Apparently, the same enzyme that controls insulin levels also breaks down amyloid plaque. The enzyme is being used to control insulin, so amyloid plaque continues to build unchecked, leading to Alzheimer’s symptoms.
So, why is this promising?
You know what it means to “kill two birds with one stone,” right?
If we can do a better job of preventing and controlling diabetes, might we also slow the epidemic of Alzheimer’s?
Some numbers on diabetes and Alzheimer’s
If this is where this research is leading, the potential is huge. And, in case you’re wondering how urgent this is, here are a few statistics on both diabetes and Alzheimer’s disease in the United States:
- About 30 million Americans had diabetes in 2015.
- This number included about 1.5 million newly diagnosed cases, more than half among people ages 45 to 64.
- In 2015, almost 80,000 deaths were attributed to diabetes.
- One in every ten Americans age 65 and over is living with Alzheimer’s dementia.
- Between 2000 and 2017, deaths from Alzheimer’s increased by 145 percent.
Saving your brain from insulin
All of this is especially concerning when you realize one thing: 84 million American Adults are prediabetic — or insulin resistant.
And 90 percent of them don’t know, according to the CDC. That makes it easy to see why Alzheimer’s cases have phenomenally increased and projections are set to keep climbing.
Now, if you think Edward McNay’s research is unique in tying insulin to Alzheimer’s, you should know that tests at the Washington University School of Medicine in St. Louis also demonstrated that when levels of glucose in the blood climb, it can accelerate the development of amyloid plaque in the brain.
Right about now, you might be asking yourself what you can do about this…
There are many steps you can take to avoid insulin resistance.
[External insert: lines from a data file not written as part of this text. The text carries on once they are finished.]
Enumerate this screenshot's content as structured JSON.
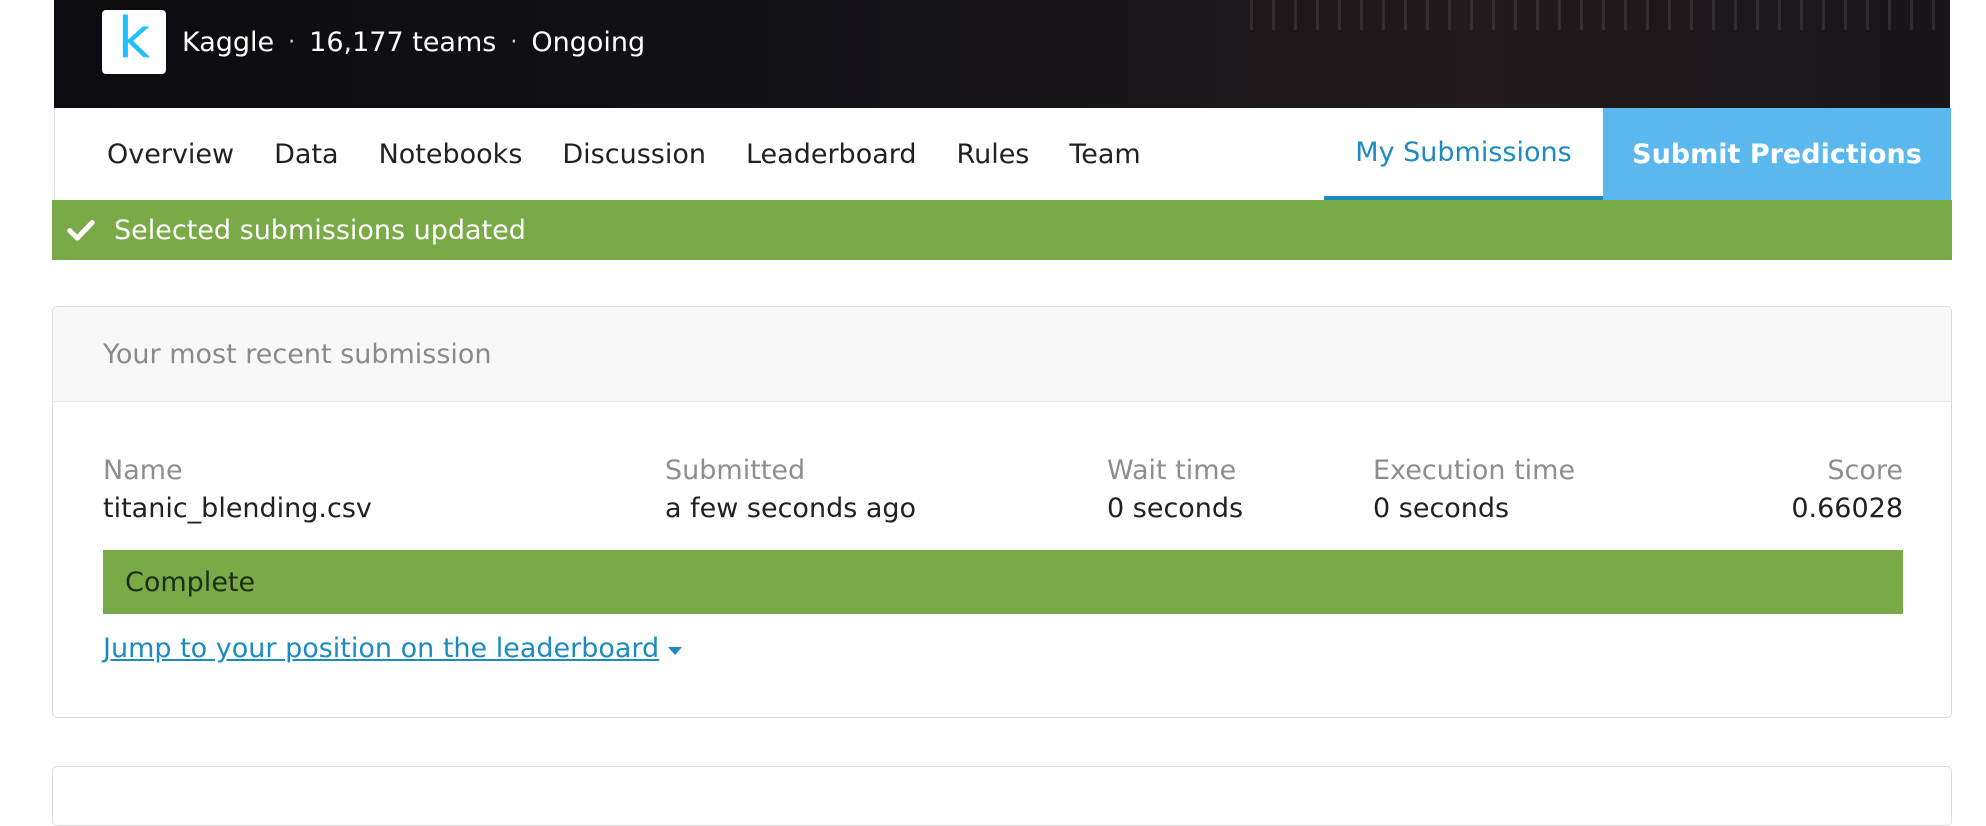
{
  "banner": {
    "logo_letter": "k",
    "org": "Kaggle",
    "separator": "·",
    "teams": "16,177 teams",
    "status": "Ongoing"
  },
  "nav": {
    "tabs": [
      {
        "label": "Overview"
      },
      {
        "label": "Data"
      },
      {
        "label": "Notebooks"
      },
      {
        "label": "Discussion"
      },
      {
        "label": "Leaderboard"
      },
      {
        "label": "Rules"
      },
      {
        "label": "Team"
      }
    ],
    "my_submissions": "My Submissions",
    "submit_predictions": "Submit Predictions"
  },
  "alert": {
    "message": "Selected submissions updated"
  },
  "recent": {
    "header": "Your most recent submission",
    "columns": [
      {
        "label": "Name",
        "value": "titanic_blending.csv"
      },
      {
        "label": "Submitted",
        "value": "a few seconds ago"
      },
      {
        "label": "Wait time",
        "value": "0 seconds"
      },
      {
        "label": "Execution time",
        "value": "0 seconds"
      },
      {
        "label": "Score",
        "value": "0.66028"
      }
    ],
    "status": "Complete",
    "jump_link": "Jump to your position on the leaderboard"
  },
  "colors": {
    "accent_blue": "#1c8bc0",
    "submit_blue": "#5ab8ef",
    "success_green": "#7aaa47",
    "logo_blue": "#20beff"
  }
}
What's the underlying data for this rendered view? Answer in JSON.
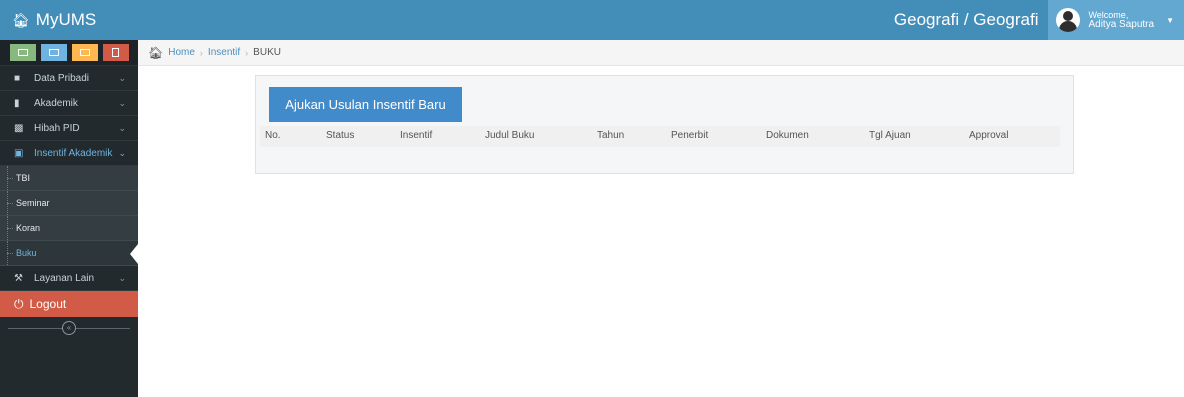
{
  "navbar": {
    "brand": "MyUMS",
    "unit_title": "Geografi / Geografi",
    "welcome_label": "Welcome,",
    "user_name": "Aditya Saputra",
    "color": "#438eb9"
  },
  "shortcuts": [
    {
      "name": "desktop-icon",
      "color": "#87b87f"
    },
    {
      "name": "list-icon",
      "color": "#6fb3e0"
    },
    {
      "name": "chart-icon",
      "color": "#ffb752"
    },
    {
      "name": "file-icon",
      "color": "#d15b47"
    }
  ],
  "sidebar": {
    "items": [
      {
        "label": "Data Pribadi",
        "icon": "user-icon"
      },
      {
        "label": "Akademik",
        "icon": "book-icon"
      },
      {
        "label": "Hibah PID",
        "icon": "briefcase-icon"
      },
      {
        "label": "Insentif Akademik",
        "icon": "money-icon"
      }
    ],
    "submenu": [
      {
        "label": "TBI"
      },
      {
        "label": "Seminar"
      },
      {
        "label": "Koran"
      },
      {
        "label": "Buku"
      }
    ],
    "after": {
      "label": "Layanan Lain",
      "icon": "wrench-icon"
    },
    "logout": "Logout"
  },
  "breadcrumb": {
    "home": "Home",
    "section": "Insentif",
    "current": "BUKU"
  },
  "main": {
    "add_button": "Ajukan Usulan Insentif Baru",
    "columns": [
      "No.",
      "Status",
      "Insentif",
      "Judul Buku",
      "Tahun",
      "Penerbit",
      "Dokumen",
      "Tgl Ajuan",
      "Approval"
    ]
  }
}
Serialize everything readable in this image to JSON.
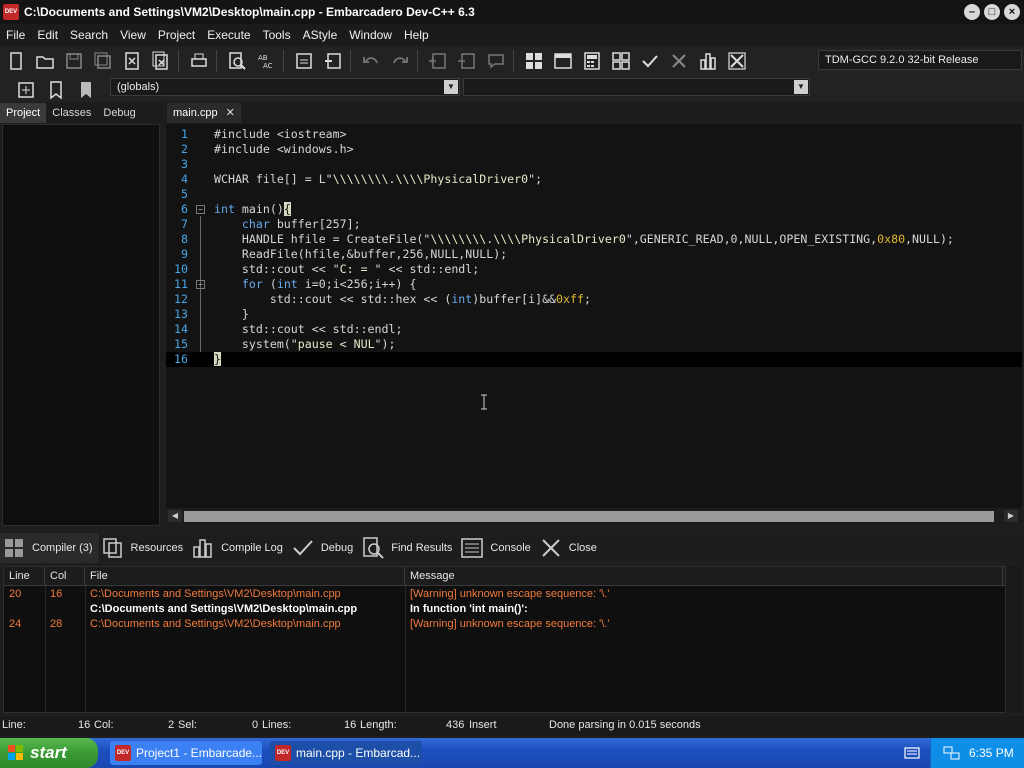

The most obvious, for starters, is changing your diet.
The Mediterranean, DASH and Flexitarian diets are three of the best to follow to avoid insulin resistance and diabetes. But the MIND diet might beat them all since it focuses more closely on foods with proven brain benefits.
But merely cutting out sugar and high-glycemic foods, like grains, can slow or stop erratic spikes in blood sugar that prep you for full-blown insulin resistance.
Editor’s note: Are you feeling unusually tired? You may think this is normal aging, but the problem could be your master hormone. When it’s not working, your risk of age-related diseases skyrockets. To reset what many call “the trigger for all disease” and live better, longer, click here to discover The Insulin Factor: How to Repair Your Body’s Master Controller and Conquer Chronic Disease!
- National Diabetes Statistics Report, 2017 — Centers for Disease Control and Prevention
- 2019 Alzheimer’s Disease Facts and Figures Report — Alzheimer’s Association
- Antidiabetic Medications Might Ameliorate Alzheimer’s — uspharmacist.com
- How Alzheimer’s Could Be Type 2 Diabetes — Alzheimers.net
- Prediabetes: Your Chance to Prevent Type 2 Diabetes — Centers for Disease Control and Prevention